Collected data entries
== Segment start ==

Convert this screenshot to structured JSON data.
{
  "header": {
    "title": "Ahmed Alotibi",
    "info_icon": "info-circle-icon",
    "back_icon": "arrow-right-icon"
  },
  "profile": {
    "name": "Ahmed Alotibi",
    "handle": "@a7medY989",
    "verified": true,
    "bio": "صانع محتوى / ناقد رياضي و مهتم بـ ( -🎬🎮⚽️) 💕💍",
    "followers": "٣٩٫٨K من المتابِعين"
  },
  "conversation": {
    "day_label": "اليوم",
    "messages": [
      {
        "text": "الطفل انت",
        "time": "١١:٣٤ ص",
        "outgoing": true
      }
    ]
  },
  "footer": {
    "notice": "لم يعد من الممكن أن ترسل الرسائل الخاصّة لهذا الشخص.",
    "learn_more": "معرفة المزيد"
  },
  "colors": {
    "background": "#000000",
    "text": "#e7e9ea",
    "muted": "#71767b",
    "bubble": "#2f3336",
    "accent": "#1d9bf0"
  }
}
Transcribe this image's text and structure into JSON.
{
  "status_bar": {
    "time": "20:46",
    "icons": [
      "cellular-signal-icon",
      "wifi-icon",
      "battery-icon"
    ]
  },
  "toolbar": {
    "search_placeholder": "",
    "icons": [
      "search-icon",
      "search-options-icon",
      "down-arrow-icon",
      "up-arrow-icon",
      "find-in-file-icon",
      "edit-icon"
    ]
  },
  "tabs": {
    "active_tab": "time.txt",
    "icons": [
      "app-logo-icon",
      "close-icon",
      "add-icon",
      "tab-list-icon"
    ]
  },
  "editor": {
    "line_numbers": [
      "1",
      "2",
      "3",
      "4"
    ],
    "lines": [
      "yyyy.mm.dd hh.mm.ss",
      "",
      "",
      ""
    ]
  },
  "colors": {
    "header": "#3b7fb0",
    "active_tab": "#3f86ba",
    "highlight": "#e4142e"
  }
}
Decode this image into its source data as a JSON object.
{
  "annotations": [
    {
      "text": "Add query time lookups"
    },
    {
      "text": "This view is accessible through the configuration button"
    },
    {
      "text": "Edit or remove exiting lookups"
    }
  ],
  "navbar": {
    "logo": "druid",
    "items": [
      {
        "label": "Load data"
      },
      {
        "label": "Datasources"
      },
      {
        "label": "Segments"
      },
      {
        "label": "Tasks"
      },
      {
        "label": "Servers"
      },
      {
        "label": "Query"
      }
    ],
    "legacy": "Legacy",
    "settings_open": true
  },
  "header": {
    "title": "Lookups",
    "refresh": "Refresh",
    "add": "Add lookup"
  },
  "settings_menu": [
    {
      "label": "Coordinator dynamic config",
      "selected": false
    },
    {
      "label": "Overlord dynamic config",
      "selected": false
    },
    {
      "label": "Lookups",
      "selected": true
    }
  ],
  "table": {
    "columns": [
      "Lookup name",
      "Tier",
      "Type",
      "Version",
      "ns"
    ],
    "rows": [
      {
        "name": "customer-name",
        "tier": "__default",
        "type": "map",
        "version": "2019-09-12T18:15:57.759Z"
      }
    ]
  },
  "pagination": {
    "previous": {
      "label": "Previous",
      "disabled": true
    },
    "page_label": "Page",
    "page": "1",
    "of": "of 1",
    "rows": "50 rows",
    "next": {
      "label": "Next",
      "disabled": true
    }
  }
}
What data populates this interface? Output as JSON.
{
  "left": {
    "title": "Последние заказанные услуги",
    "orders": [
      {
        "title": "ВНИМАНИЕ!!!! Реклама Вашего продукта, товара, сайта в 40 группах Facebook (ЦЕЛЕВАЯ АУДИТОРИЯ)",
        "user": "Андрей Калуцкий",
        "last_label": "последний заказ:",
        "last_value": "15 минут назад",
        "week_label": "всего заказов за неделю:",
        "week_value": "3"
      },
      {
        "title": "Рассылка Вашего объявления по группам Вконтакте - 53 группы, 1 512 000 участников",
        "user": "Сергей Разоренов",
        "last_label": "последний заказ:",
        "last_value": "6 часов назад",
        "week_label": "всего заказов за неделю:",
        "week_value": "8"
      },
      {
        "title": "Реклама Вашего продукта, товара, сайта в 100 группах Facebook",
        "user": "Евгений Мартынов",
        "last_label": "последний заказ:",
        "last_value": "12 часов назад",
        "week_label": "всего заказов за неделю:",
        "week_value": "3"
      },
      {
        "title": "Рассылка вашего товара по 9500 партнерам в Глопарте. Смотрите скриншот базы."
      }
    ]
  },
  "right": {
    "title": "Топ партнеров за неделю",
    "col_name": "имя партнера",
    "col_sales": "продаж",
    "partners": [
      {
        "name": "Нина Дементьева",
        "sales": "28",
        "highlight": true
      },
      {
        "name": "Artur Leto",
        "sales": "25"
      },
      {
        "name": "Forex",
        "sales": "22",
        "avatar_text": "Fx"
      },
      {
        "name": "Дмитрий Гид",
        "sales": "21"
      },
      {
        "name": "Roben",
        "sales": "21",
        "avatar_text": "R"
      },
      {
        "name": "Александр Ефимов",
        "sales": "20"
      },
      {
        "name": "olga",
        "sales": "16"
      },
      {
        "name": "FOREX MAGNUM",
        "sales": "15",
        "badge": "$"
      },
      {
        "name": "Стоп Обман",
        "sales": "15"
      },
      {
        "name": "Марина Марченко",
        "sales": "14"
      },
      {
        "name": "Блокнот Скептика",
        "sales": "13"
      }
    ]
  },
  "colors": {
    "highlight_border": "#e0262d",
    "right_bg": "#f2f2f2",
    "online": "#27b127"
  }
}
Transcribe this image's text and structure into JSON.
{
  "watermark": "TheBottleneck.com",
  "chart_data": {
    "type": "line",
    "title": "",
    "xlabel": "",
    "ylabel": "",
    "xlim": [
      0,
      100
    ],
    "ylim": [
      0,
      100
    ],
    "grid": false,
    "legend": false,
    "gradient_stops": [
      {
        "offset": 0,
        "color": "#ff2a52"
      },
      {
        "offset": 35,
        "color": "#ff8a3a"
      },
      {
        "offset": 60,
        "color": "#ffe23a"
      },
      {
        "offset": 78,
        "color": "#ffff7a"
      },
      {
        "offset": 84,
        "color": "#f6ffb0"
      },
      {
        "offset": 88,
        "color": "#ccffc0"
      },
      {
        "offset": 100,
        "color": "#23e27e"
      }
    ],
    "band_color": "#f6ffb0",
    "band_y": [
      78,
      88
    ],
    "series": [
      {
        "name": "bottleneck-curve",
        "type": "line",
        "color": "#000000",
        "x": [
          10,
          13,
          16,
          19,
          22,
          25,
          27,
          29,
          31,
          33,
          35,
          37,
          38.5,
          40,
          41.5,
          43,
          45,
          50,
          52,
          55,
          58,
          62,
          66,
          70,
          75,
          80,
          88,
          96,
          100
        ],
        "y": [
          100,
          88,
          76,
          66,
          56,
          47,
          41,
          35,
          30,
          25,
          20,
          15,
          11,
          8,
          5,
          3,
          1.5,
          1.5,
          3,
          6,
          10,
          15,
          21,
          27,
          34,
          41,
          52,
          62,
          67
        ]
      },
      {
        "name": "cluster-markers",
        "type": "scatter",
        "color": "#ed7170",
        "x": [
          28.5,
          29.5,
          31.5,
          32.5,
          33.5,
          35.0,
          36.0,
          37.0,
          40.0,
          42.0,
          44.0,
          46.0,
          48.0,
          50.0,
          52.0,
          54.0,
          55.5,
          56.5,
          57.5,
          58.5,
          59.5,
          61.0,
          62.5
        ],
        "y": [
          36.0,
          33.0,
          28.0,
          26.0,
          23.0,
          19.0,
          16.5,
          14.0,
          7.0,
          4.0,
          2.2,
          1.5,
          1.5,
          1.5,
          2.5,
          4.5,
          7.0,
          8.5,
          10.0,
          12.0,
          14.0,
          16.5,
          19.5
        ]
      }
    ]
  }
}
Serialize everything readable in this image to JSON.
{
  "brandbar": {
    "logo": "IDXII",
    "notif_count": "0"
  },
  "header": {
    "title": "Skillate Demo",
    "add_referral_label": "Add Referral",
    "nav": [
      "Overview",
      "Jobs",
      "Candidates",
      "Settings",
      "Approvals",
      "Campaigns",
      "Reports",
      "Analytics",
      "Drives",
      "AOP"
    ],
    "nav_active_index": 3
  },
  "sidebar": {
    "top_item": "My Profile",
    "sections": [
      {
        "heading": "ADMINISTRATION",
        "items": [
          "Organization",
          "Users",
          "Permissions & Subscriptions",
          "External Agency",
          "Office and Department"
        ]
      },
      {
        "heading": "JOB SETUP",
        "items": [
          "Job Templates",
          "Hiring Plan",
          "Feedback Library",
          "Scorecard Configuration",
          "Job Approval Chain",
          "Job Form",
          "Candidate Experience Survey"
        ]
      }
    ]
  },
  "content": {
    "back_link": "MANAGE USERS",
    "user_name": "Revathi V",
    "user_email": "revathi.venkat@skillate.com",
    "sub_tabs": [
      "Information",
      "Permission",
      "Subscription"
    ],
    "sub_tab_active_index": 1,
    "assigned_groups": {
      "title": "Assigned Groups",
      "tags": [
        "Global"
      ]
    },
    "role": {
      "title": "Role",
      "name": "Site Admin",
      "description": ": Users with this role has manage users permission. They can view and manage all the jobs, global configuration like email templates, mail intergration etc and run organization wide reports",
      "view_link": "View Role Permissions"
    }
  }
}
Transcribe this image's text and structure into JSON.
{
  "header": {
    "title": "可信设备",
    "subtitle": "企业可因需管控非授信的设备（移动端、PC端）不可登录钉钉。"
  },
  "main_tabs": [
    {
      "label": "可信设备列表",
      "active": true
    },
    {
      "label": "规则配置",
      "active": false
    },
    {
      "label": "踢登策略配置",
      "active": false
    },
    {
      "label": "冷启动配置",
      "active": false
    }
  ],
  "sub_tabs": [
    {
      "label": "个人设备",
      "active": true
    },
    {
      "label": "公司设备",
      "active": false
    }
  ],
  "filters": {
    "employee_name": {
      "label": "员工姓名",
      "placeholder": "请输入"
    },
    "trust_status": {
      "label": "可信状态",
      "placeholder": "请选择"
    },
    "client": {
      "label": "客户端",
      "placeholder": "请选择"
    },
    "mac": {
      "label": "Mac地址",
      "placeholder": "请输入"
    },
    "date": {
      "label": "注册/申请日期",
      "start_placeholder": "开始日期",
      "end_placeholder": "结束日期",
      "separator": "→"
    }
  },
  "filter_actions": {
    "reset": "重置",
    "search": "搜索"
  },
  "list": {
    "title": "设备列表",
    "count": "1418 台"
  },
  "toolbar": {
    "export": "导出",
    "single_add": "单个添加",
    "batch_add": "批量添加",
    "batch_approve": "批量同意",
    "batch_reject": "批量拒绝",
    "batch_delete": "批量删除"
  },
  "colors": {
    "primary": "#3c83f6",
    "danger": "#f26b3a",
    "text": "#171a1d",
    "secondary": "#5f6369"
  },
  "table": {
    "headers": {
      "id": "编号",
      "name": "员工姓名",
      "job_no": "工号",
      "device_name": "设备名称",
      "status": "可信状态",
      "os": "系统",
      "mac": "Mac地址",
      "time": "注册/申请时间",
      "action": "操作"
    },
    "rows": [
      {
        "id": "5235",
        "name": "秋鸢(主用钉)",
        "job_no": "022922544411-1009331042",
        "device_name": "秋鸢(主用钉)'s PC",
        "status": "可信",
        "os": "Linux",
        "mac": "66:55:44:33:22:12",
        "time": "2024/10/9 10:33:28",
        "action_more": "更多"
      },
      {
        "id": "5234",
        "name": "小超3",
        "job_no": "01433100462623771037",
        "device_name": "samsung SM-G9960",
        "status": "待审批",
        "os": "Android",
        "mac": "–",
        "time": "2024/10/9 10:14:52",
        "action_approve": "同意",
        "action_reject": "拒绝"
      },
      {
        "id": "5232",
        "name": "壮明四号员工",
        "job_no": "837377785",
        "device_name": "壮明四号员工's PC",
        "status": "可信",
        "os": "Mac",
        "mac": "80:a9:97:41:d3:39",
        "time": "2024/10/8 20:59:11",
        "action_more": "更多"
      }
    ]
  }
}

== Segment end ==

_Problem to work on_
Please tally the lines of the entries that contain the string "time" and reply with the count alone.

_Response to the exercise_
8